• _Dataset entries_:
▽

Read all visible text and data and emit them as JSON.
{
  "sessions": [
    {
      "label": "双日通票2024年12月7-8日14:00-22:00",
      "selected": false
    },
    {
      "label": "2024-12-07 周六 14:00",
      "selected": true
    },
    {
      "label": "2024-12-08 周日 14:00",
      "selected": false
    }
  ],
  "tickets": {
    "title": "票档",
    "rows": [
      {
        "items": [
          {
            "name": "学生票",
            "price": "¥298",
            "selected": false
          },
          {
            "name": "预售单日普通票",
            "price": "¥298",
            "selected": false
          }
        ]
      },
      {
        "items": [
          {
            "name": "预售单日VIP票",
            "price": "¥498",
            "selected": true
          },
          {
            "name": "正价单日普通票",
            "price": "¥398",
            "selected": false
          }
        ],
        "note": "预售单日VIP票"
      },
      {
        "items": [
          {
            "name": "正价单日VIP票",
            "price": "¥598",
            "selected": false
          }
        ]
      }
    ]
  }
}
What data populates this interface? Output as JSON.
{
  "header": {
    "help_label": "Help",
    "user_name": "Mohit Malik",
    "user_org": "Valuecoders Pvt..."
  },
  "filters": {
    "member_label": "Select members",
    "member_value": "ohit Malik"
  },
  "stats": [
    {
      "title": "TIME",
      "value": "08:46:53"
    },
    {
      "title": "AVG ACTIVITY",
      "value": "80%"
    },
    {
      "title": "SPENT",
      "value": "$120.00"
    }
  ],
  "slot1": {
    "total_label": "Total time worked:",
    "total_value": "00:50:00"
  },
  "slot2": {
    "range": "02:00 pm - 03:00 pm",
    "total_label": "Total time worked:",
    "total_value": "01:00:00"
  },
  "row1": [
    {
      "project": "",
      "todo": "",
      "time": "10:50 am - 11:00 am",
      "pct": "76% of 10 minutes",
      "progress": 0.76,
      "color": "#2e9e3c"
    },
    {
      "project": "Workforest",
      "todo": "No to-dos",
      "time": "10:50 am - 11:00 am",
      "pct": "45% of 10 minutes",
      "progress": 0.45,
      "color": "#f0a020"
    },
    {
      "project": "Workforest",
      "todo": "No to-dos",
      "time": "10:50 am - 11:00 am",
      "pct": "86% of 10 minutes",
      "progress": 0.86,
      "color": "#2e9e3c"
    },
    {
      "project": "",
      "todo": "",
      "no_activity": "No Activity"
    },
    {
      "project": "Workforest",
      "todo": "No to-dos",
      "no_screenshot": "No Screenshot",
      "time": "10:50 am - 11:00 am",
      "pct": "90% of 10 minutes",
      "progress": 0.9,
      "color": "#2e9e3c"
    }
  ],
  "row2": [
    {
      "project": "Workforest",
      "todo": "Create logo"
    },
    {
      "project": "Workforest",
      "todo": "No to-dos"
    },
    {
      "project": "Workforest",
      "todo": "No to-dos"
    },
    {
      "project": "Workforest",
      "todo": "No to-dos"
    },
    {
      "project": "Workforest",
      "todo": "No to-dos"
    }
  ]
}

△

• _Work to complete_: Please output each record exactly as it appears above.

• _Output for this task_:
Read all visible text and data and emit them as JSON.
{
  "sessions": [
    {
      "label": "双日通票2024年12月7-8日14:00-22:00",
      "selected": false
    },
    {
      "label": "2024-12-07 周六 14:00",
      "selected": true
    },
    {
      "label": "2024-12-08 周日 14:00",
      "selected": false
    }
  ],
  "tickets": {
    "title": "票档",
    "rows": [
      {
        "items": [
          {
            "name": "学生票",
            "price": "¥298",
            "selected": false
          },
          {
            "name": "预售单日普通票",
            "price": "¥298",
            "selected": false
          }
        ]
      },
      {
        "items": [
          {
            "name": "预售单日VIP票",
            "price": "¥498",
            "selected": true
          },
          {
            "name": "正价单日普通票",
            "price": "¥398",
            "selected": false
          }
        ],
        "note": "预售单日VIP票"
      },
      {
        "items": [
          {
            "name": "正价单日VIP票",
            "price": "¥598",
            "selected": false
          }
        ]
      }
    ]
  }
}
What data populates this interface? Output as JSON.
{
  "header": {
    "help_label": "Help",
    "user_name": "Mohit Malik",
    "user_org": "Valuecoders Pvt..."
  },
  "filters": {
    "member_label": "Select members",
    "member_value": "ohit Malik"
  },
  "stats": [
    {
      "title": "TIME",
      "value": "08:46:53"
    },
    {
      "title": "AVG ACTIVITY",
      "value": "80%"
    },
    {
      "title": "SPENT",
      "value": "$120.00"
    }
  ],
  "slot1": {
    "total_label": "Total time worked:",
    "total_value": "00:50:00"
  },
  "slot2": {
    "range": "02:00 pm - 03:00 pm",
    "total_label": "Total time worked:",
    "total_value": "01:00:00"
  },
  "row1": [
    {
      "project": "",
      "todo": "",
      "time": "10:50 am - 11:00 am",
      "pct": "76% of 10 minutes",
      "progress": 0.76,
      "color": "#2e9e3c"
    },
    {
      "project": "Workforest",
      "todo": "No to-dos",
      "time": "10:50 am - 11:00 am",
      "pct": "45% of 10 minutes",
      "progress": 0.45,
      "color": "#f0a020"
    },
    {
      "project": "Workforest",
      "todo": "No to-dos",
      "time": "10:50 am - 11:00 am",
      "pct": "86% of 10 minutes",
      "progress": 0.86,
      "color": "#2e9e3c"
    },
    {
      "project": "",
      "todo": "",
      "no_activity": "No Activity"
    },
    {
      "project": "Workforest",
      "todo": "No to-dos",
      "no_screenshot": "No Screenshot",
      "time": "10:50 am - 11:00 am",
      "pct": "90% of 10 minutes",
      "progress": 0.9,
      "color": "#2e9e3c"
    }
  ],
  "row2": [
    {
      "project": "Workforest",
      "todo": "Create logo"
    },
    {
      "project": "Workforest",
      "todo": "No to-dos"
    },
    {
      "project": "Workforest",
      "todo": "No to-dos"
    },
    {
      "project": "Workforest",
      "todo": "No to-dos"
    },
    {
      "project": "Workforest",
      "todo": "No to-dos"
    }
  ]
}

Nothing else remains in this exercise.